Large scale geotechnical earthworks projects, specifically those related to earth dams, dikes, and levees, often require construction of deep vertical seepage barriers. With increasing frequency, the demands of contract compliance, resource scheduling, quality control, and budget management require structured and efficient management of large data sets.
Unless properly recognized, the data management requirements can contribute to the complexity, duration and budget of the project. This paper discusses an application of Geographic Information Systems (GIS) technology to capture information from multiple data streams and provide geotechnical feedback, quality control, and project control feedback. This technology was used to provide information to the U.S. Army Corps of Engineers (USACE) as part of the high-profile rehabilitation of the 232-kilometer long Herbert Hoover Dike (HHD) around Lake Okeechobee in South Florida.
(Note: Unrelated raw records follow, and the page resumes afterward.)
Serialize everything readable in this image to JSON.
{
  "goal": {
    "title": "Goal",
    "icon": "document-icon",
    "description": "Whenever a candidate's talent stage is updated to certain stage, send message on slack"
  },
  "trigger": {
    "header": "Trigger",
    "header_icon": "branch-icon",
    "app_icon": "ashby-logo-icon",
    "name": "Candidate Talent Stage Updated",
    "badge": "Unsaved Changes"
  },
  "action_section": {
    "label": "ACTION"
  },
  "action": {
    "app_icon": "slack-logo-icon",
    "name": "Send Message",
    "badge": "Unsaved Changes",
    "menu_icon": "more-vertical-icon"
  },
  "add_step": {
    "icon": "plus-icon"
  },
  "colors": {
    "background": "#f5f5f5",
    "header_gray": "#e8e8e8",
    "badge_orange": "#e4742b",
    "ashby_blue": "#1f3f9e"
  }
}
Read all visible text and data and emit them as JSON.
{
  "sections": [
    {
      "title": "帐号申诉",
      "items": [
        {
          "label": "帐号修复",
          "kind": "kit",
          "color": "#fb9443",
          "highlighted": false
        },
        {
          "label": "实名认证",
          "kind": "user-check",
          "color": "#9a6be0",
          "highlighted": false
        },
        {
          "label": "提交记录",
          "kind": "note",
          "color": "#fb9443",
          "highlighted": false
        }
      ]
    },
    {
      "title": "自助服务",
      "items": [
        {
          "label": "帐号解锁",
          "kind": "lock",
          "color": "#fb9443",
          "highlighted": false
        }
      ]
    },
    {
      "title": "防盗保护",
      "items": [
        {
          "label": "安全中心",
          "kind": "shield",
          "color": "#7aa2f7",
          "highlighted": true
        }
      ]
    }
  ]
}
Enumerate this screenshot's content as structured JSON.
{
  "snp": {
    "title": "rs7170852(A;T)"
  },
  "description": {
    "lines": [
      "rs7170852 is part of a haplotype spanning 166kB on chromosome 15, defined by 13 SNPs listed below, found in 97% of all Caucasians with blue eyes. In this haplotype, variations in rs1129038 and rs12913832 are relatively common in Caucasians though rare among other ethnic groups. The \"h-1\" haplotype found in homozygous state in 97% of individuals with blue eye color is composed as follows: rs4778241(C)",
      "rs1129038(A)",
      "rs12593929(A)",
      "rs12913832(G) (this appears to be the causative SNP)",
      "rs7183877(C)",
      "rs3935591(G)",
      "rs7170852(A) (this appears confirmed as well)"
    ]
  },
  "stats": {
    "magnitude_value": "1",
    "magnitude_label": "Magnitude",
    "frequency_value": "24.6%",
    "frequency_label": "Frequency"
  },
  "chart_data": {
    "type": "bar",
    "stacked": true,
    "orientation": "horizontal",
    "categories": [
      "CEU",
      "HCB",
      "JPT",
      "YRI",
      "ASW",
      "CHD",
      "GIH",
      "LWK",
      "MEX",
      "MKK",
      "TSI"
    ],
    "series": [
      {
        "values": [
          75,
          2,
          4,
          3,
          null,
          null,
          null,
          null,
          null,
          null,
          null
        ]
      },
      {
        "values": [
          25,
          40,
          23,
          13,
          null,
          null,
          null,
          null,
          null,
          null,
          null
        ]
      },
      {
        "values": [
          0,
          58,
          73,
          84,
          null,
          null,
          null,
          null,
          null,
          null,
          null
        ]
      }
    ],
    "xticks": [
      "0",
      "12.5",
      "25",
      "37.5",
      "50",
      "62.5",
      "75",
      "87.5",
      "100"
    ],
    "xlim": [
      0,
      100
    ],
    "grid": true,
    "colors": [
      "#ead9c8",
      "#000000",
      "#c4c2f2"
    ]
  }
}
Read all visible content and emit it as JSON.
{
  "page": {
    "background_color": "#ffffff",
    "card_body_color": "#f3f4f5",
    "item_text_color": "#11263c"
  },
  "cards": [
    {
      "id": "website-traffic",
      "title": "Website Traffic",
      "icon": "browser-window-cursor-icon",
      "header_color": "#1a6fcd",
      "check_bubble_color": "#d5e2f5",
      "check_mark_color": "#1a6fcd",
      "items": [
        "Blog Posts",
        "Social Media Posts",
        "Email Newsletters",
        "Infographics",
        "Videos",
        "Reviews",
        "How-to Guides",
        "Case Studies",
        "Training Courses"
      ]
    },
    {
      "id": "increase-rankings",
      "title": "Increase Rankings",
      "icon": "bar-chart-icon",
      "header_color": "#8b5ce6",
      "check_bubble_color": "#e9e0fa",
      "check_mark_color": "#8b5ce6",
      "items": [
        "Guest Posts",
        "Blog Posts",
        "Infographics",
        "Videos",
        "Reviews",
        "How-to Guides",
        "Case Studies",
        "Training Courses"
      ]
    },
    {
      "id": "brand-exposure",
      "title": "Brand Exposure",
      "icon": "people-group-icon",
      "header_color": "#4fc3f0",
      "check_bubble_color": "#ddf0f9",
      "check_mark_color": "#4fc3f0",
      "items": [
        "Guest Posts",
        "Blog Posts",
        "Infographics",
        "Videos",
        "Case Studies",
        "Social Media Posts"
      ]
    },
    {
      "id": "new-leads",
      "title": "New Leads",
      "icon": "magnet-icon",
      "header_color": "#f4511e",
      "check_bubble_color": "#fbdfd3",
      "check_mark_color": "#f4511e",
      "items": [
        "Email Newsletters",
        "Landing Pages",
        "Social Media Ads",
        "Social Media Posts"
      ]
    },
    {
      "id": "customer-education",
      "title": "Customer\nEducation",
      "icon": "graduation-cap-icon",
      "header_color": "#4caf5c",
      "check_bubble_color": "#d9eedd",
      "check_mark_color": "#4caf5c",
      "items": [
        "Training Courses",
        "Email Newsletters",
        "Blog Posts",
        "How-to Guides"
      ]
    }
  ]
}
The implication of this technology to other earthwork projects is demonstrated.